[LISTED RECORDS Boundary: Start]

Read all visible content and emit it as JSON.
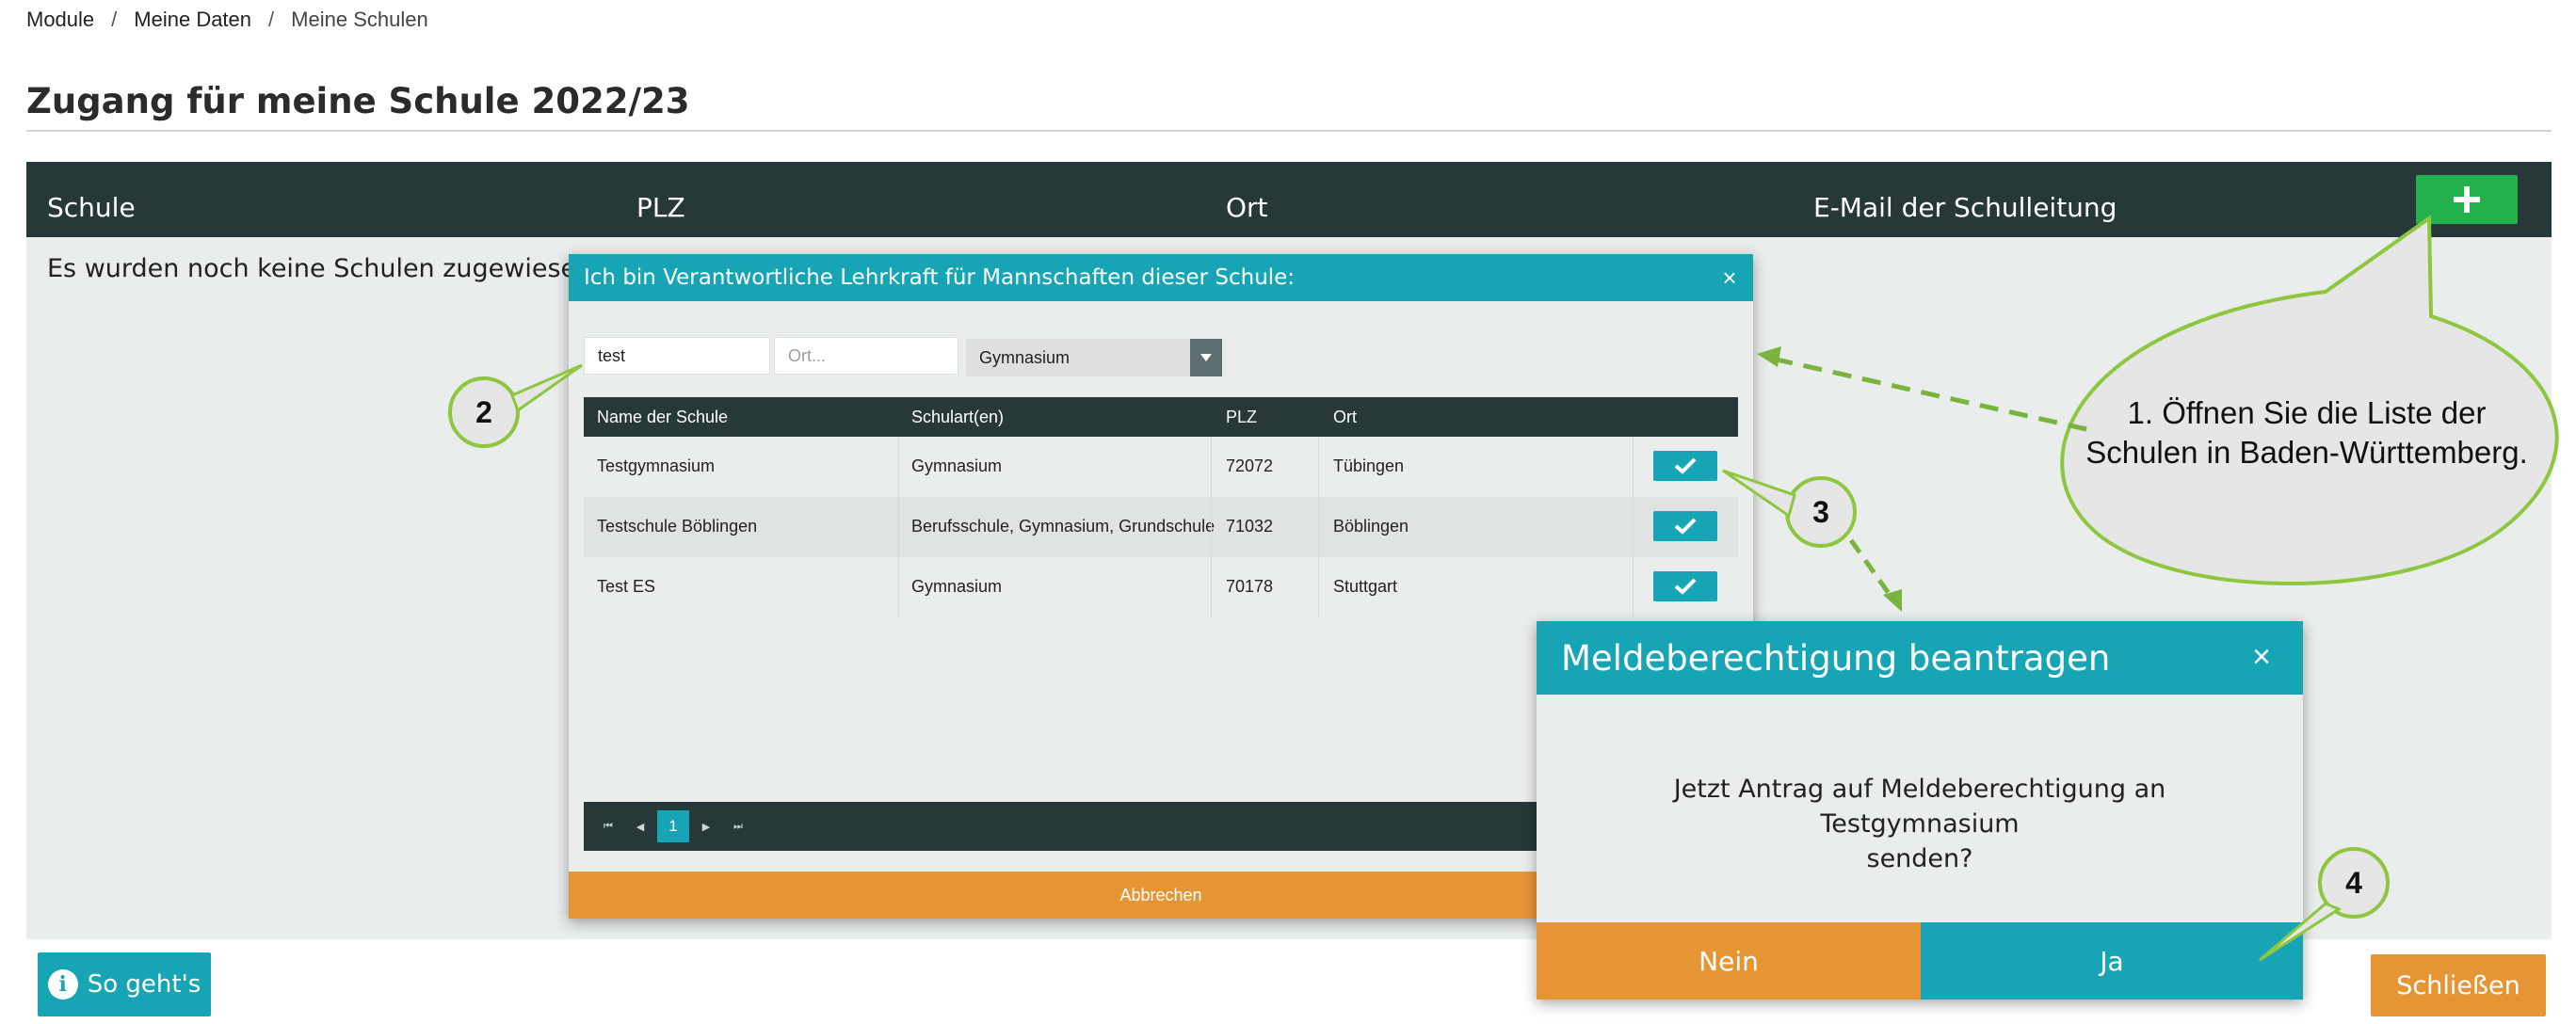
{
  "breadcrumb": {
    "items": [
      "Module",
      "Meine Daten",
      "Meine Schulen"
    ],
    "separator": "/"
  },
  "page": {
    "title": "Zugang für meine Schule 2022/23"
  },
  "schools_table": {
    "columns": [
      "Schule",
      "PLZ",
      "Ort",
      "E-Mail der Schulleitung"
    ],
    "empty_message": "Es wurden noch keine Schulen zugewiesen.",
    "add_icon": "plus-icon"
  },
  "school_dialog": {
    "title": "Ich bin Verantwortliche Lehrkraft für Mannschaften dieser Schule:",
    "close_label": "×",
    "filters": {
      "name_value": "test",
      "ort_placeholder": "Ort...",
      "schulart_selected": "Gymnasium"
    },
    "columns": [
      "Name der Schule",
      "Schulart(en)",
      "PLZ",
      "Ort"
    ],
    "rows": [
      {
        "name": "Testgymnasium",
        "schulart": "Gymnasium",
        "plz": "72072",
        "ort": "Tübingen"
      },
      {
        "name": "Testschule Böblingen",
        "schulart": "Berufsschule, Gymnasium, Grundschule",
        "plz": "71032",
        "ort": "Böblingen"
      },
      {
        "name": "Test ES",
        "schulart": "Gymnasium",
        "plz": "70178",
        "ort": "Stuttgart"
      }
    ],
    "pager": {
      "current_page": "1"
    },
    "cancel_label": "Abbrechen"
  },
  "confirm_dialog": {
    "title": "Meldeberechtigung beantragen",
    "close_label": "×",
    "message_line1": "Jetzt Antrag auf Meldeberechtigung an Testgymnasium",
    "message_line2": "senden?",
    "no_label": "Nein",
    "yes_label": "Ja"
  },
  "footer": {
    "howto_label": "So geht's",
    "howto_icon": "info-icon",
    "close_label": "Schließen"
  },
  "annotations": {
    "callout_line1": "1. Öffnen Sie die Liste der",
    "callout_line2": "Schulen in Baden-Württemberg.",
    "badges": [
      "2",
      "3",
      "4"
    ]
  },
  "colors": {
    "dark_header": "#263838",
    "teal": "#17a5b5",
    "orange": "#e69535",
    "green": "#22b14c",
    "panel_bg": "#e9edec",
    "annotation_green": "#8ec63f",
    "callout_fill": "#e6e6e6"
  }
}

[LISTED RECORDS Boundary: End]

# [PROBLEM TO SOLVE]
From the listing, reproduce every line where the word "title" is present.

# [SOLUTION]
    "title": "Zugang für meine Schule 2022/23"
    "title": "Ich bin Verantwortliche Lehrkraft für Mannschaften dieser Schule:",
    "title": "Meldeberechtigung beantragen",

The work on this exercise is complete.